Exercise details: Which lines below include "search"? Copy them all.

______________________________

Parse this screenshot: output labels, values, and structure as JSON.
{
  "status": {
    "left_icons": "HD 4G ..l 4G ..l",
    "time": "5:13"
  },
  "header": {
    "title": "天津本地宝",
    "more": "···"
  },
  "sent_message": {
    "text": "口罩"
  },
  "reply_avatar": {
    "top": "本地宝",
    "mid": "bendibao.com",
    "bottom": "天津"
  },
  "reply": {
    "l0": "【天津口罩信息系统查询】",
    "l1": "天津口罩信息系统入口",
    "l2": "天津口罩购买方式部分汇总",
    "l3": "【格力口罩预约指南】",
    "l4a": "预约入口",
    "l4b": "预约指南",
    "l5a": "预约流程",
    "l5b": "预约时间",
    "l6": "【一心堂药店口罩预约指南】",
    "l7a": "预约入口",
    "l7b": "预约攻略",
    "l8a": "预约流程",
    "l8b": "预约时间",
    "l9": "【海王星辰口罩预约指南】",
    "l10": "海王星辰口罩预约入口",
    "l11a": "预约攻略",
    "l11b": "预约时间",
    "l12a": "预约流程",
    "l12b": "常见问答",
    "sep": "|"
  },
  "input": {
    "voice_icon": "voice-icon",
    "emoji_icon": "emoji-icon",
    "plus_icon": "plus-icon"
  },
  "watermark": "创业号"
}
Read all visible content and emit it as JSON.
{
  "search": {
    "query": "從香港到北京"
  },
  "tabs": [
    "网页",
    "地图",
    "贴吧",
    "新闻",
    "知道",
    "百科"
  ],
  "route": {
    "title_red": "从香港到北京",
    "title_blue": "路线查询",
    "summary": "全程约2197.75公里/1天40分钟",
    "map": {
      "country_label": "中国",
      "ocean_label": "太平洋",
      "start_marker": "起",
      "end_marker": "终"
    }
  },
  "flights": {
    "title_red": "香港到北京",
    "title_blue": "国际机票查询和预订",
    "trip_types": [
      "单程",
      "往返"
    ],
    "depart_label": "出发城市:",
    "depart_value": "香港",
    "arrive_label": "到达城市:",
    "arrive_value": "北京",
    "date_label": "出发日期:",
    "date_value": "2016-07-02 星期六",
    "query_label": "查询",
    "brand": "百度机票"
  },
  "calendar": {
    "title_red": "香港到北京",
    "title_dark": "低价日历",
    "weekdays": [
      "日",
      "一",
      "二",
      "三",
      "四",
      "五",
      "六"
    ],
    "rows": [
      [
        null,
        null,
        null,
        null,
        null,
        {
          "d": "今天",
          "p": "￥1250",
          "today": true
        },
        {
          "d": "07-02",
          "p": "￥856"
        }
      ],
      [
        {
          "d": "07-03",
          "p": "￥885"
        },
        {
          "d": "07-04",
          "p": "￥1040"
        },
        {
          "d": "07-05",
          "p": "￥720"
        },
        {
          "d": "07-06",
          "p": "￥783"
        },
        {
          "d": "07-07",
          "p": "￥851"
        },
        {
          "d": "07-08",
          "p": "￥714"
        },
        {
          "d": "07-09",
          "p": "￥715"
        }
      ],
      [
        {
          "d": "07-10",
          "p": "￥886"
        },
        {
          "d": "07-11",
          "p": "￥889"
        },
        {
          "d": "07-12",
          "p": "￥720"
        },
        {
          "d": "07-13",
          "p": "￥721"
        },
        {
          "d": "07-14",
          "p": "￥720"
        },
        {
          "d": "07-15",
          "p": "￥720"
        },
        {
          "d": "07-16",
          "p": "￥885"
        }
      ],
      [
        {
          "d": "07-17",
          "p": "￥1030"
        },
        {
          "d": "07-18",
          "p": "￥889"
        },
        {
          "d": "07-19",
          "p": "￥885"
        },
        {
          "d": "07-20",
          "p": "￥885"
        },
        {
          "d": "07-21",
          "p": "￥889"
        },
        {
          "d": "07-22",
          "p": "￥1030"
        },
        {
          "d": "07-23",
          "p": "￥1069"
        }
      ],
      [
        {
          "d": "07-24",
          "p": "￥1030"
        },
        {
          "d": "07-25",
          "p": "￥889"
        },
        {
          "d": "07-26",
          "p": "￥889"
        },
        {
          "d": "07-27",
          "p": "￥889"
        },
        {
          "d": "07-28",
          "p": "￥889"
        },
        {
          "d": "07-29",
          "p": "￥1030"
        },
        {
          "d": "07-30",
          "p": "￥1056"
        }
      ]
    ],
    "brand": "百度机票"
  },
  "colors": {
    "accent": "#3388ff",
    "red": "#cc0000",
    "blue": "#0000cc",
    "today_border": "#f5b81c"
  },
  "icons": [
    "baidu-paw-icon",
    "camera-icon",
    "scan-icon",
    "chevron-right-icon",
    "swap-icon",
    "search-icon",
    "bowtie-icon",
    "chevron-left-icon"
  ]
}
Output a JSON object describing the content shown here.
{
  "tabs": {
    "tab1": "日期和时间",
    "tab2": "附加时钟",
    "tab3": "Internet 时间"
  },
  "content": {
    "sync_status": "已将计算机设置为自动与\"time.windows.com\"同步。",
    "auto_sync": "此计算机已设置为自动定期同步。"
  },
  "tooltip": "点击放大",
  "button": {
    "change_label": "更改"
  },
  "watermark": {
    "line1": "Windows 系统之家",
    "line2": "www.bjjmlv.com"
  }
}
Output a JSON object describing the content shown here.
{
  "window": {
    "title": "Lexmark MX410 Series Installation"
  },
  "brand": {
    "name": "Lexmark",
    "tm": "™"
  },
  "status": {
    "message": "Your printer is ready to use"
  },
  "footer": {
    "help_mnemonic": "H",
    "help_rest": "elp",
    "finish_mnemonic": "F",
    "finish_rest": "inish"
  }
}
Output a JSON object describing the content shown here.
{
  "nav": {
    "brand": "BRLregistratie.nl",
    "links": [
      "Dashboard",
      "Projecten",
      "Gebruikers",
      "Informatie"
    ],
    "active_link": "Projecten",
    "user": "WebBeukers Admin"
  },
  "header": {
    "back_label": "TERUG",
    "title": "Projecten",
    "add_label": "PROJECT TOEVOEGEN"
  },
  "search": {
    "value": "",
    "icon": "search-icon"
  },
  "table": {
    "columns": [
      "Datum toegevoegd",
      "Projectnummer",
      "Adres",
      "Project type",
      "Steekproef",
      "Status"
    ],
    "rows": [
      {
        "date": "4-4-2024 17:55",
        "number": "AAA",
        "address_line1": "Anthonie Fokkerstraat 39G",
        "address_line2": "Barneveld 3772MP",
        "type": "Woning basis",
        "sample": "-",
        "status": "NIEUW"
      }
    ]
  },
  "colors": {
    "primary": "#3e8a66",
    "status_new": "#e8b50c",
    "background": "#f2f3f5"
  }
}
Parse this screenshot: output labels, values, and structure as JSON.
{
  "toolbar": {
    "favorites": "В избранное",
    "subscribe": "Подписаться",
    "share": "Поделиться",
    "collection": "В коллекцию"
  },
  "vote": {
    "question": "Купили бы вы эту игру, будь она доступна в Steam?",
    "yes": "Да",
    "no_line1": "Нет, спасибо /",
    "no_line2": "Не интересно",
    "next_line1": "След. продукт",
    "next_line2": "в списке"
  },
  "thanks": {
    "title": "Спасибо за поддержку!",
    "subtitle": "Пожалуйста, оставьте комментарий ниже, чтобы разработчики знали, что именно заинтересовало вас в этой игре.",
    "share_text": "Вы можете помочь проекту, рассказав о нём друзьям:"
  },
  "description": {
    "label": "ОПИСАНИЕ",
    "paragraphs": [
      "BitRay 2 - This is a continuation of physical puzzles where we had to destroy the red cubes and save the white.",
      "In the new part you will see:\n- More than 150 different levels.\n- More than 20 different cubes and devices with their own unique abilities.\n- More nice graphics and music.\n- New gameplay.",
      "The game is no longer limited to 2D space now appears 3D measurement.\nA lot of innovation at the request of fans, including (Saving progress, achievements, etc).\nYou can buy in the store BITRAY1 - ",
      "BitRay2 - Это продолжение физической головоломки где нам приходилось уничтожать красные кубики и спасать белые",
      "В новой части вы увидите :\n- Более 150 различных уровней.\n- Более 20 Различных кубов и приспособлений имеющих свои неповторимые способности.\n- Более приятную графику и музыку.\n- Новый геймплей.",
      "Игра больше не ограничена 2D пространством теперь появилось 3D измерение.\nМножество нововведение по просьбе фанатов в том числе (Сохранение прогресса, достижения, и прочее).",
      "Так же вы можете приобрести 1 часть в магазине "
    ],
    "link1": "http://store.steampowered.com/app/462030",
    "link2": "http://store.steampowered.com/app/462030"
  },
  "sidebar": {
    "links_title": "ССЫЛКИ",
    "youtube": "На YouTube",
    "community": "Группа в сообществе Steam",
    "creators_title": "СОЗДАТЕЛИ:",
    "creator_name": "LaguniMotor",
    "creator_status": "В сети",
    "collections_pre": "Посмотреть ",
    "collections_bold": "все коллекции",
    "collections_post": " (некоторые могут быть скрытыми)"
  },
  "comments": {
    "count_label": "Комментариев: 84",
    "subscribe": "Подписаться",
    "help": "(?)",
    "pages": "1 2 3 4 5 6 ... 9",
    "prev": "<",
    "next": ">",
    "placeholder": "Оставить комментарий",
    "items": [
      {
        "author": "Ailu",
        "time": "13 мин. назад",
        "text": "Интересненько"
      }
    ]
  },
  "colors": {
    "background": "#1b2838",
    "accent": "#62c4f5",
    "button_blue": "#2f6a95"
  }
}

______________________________

Output of the task:
  "search": {
    "search-icon",
  "search": {
    "icon": "search-icon"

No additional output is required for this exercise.